Then it gets interesting. After "Slice," Ault installs "Bluff" – another scheme NFL teams are now using. Bluff is Ault’s take on the zone read. Ault has his quarterback and running back turn away from where the base run play is going, so the quarterback can read the defensive end to the backside, who is not blocked, to determine whether to hand the ball off or keep it himself. The running back also begins away from the side the play is going. His job is to open his arms, and take the hand-off only if the quarterback decides to give it to him, and then bend his path to the play side.
The other element Ault adds is the "arc" block. The fullback or tight-end loops around the defensive end that the quarterback is reading – making it look the same as Slice – but instead of sealing him off, the blocker bypasses him to take on the first defender in the alley, typically an outside linebacker. Not only is this effective deception, it is also designed to defeat most common defensive responses to the zone read [source].

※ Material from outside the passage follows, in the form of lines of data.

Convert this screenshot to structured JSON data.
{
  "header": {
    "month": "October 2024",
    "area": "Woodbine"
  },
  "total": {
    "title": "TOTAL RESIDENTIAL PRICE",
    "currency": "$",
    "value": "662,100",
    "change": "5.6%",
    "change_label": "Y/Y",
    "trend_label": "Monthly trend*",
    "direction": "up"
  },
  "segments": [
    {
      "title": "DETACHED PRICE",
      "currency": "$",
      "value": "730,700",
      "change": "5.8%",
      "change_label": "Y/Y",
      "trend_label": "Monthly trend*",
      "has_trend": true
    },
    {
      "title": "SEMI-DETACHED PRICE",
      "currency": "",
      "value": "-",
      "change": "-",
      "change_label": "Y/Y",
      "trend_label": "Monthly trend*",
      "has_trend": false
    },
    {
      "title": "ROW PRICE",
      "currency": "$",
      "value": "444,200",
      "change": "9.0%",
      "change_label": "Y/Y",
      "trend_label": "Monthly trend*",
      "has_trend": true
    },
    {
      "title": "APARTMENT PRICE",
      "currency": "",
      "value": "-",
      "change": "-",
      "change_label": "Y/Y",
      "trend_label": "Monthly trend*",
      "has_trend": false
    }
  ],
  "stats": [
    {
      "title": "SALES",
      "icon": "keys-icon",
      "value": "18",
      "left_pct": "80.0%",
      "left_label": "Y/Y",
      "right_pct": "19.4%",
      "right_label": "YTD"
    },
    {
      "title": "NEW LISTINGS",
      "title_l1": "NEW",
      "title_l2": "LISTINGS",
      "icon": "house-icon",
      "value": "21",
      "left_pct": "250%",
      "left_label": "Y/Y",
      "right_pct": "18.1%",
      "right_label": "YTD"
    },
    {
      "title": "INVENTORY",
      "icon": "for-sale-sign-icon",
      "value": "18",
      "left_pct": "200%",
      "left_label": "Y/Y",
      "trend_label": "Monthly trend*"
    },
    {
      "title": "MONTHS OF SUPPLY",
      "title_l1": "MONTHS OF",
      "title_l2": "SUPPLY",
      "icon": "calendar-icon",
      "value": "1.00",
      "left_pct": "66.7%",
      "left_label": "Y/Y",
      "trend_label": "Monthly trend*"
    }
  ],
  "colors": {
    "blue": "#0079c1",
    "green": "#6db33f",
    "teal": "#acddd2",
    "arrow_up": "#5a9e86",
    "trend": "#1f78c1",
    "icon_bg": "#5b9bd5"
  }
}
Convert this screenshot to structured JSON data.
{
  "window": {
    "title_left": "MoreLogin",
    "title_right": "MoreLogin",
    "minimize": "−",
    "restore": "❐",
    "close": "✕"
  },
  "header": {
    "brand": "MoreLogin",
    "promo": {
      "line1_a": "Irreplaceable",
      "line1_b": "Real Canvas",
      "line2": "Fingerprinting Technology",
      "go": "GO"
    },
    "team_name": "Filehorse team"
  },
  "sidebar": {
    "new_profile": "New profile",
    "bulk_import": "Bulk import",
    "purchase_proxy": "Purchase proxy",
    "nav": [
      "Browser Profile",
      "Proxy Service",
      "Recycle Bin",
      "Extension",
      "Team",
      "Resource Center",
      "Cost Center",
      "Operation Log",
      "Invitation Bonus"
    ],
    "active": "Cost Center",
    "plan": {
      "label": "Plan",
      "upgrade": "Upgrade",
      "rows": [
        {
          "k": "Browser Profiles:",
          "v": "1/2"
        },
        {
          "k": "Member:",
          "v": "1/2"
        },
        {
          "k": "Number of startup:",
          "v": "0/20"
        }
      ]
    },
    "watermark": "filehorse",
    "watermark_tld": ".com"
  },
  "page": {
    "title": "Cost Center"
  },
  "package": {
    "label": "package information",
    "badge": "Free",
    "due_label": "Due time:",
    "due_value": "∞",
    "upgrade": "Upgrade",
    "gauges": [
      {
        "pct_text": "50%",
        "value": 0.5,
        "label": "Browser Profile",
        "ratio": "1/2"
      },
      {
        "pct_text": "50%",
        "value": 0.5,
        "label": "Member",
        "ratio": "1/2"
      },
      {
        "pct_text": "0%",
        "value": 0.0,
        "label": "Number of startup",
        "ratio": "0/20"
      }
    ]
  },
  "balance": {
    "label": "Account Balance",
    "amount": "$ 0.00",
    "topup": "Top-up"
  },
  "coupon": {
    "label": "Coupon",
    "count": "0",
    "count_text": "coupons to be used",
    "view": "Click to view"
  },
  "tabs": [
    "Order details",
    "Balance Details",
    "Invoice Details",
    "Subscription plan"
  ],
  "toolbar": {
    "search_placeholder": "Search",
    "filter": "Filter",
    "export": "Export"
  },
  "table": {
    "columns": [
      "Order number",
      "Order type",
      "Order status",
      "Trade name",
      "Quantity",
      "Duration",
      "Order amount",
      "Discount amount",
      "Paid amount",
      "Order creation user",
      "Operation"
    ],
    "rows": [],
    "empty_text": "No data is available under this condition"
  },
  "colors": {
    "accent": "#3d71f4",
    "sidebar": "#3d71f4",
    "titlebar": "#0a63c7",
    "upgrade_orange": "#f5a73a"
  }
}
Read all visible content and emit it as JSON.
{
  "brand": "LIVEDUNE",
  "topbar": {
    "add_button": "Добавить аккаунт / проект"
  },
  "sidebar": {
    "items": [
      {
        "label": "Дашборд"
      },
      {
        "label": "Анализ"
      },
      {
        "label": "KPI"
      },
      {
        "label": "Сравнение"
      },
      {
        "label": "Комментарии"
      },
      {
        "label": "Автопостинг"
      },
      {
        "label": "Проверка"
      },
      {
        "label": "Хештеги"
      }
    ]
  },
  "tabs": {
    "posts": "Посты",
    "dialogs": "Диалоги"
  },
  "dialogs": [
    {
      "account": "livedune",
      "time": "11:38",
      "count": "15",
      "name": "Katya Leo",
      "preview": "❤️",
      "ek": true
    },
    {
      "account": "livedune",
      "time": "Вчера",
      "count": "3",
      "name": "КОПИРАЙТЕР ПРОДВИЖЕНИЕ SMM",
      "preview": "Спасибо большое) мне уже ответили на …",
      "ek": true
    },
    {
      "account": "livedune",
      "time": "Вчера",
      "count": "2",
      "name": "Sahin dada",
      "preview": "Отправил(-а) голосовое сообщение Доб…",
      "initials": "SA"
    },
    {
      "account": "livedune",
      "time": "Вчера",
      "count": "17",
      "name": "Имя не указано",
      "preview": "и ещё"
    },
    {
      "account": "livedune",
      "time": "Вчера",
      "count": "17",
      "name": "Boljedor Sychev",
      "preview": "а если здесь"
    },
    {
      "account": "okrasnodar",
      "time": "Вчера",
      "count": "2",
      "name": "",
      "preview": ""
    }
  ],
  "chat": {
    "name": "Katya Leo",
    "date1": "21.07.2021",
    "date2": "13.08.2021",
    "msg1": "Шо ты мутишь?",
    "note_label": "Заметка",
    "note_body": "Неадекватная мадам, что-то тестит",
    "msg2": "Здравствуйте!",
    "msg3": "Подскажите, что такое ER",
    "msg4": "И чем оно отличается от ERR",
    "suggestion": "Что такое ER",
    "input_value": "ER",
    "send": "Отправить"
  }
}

Which brings me back to Gran, Hiller and what I think they are trying to build on offense here at UC. My hunch is that Gran wants to incorperate some of the schemes that have come to be thought of as College only, the inverted veer, zone read, QB zones with the more tried and true classics. The inside/outside zone, power O etc. If I can go back to the Tuberville quote at the top of the page. There are almost certainly more run block schemes under Hiller than there were under previous offensive line coach Don Mahoney. But that doesn't mean that the Bearcats will be running "four or five" times more plays than they were before. But they will almost certainly be adding a legitimate power play to the collection, a counter blocking scheme to mirror that makes sense. Maybe Gran will get crazy and add the horn play to the collection. But all of those concepts can be run out of any formation. So yeah Austen Bujnoch, Eric LeFeld, Parker Ehringer and Co might be learning some new schemes, but learning the new things isn't the issue. Taking all those different concepts and folding them into a cohesive offense will be.
Hiller is a good man for the job. His background is in zone blocking, but spending that year in Reno couldn't help but expand his horizons. That could be a faulty assumption, but if Greg Roman can pick up enough knowledge from a few days with Ault to effectively legitimize the usefulness of the Pistol to the NFL at large Hiller had to learn something?
I have no idea if what he learned will result in Brendon Kay and Co. pistol whipping the Big East all the way to a BCS bid. But it will surely manifest itself in someway. How exactly remains to be seen. But if you are Eddie Gran you don't go out of your way to hire Hiller, a coach with no ties to anyone else on his staff, unless you plan to use what he has picked up.